"It has felt like our entire financial strategy for this incredible regional asset has been based on Band-Aids of emergency cash infusion," Larson said at a news conference Thursday. "Spirit Mountain is caught in a continual lose-lose loop of financial calamity, facility maintenance crisis and continual operational challenges."
Larson is seeking $12 million from next year's state bonding bill and another $12 million city-issued bond. Spirit Mountain would be asked to cover half of the city's debt, and tourism taxes would cover the other half.
The investment would be the mountain's largest since the recreation area was formed in 1973. The city has spent a total of $19.8 million in tourism taxes and issued $19.3 million in bonds to support operations and infrastructure in the years since.
Larson's plan to upgrade the mountain's facilities largely follows recommendations a task force and consultant issued earlier this year to put the city-owned ski hill on better financial footing, attract more visitors and increase the mountain's economic impact for the city.
"Recommended investments include a new lift, upgrades to the beginner terrain and lighting, improvements to summer offerings and significant investment [in] the Skyline Chalet and other aging infrastructure," ski industry consultants SE Group wrote in a study of the mountain released in March. The proposed upgrades would see Spirit "achieving healthy operating margins that would allow it to weather weaker seasons, reinvest in maintenance, and service its debt toward being a self-sustaining operation."
Spirit Mountain has fallen badly behind on infrastructure improvements as its current financial arrangement typically allows it to cover operations but not put money toward capital needs. Duluth has spent an average $1.2 million annually over the past five years to subsidize the mountain through tourism tax collections — which includes an emergency bailout in December 2019 and another cash infusion last fall to reopen the mountain after a summer closure.
A profit is expected for the season that recently ended, and interim Executive Director Ann Glumac said a number of upgrades are already planned using city and mountain funds.
Larson said "modest" price increases will be expected at the mountain, and added the board of directors and the city would enter a 10-year agreement that clearly defines roles and expectations. A City Council member and a city staffer could be added to the board to provide added oversight.

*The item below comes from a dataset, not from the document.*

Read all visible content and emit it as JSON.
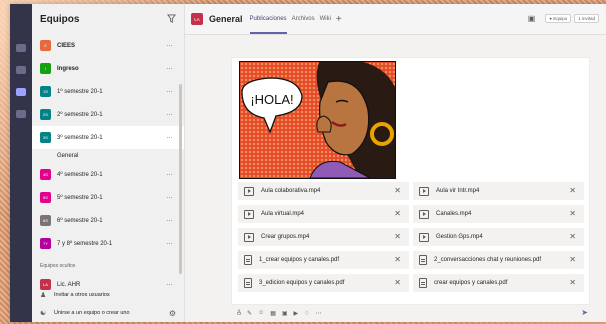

Should the $24 million investment move forward, increased tourism tax support for Spirit could mean less money for other area attractions that depend on city support for operations. Jim Filby Williams, the city's director of parks, properties and libraries, said the tourism tax spending will be less "reactive" and added that Spirit Mountain is specifically identified in state law as an organization that should benefit from the tax.
Ultimately, the scope of the work will depend on the Legislature's willingness to support the project, he said.
If approved, work would begin in 2023 at the earliest and likely take several years.
On Monday the Duluth City Council will also consider forgiving $900,000 of Spirit Mountain's $1.2 million debt from a line of credit that has been maxed out for years.
Brooks Johnson • 218-491-6496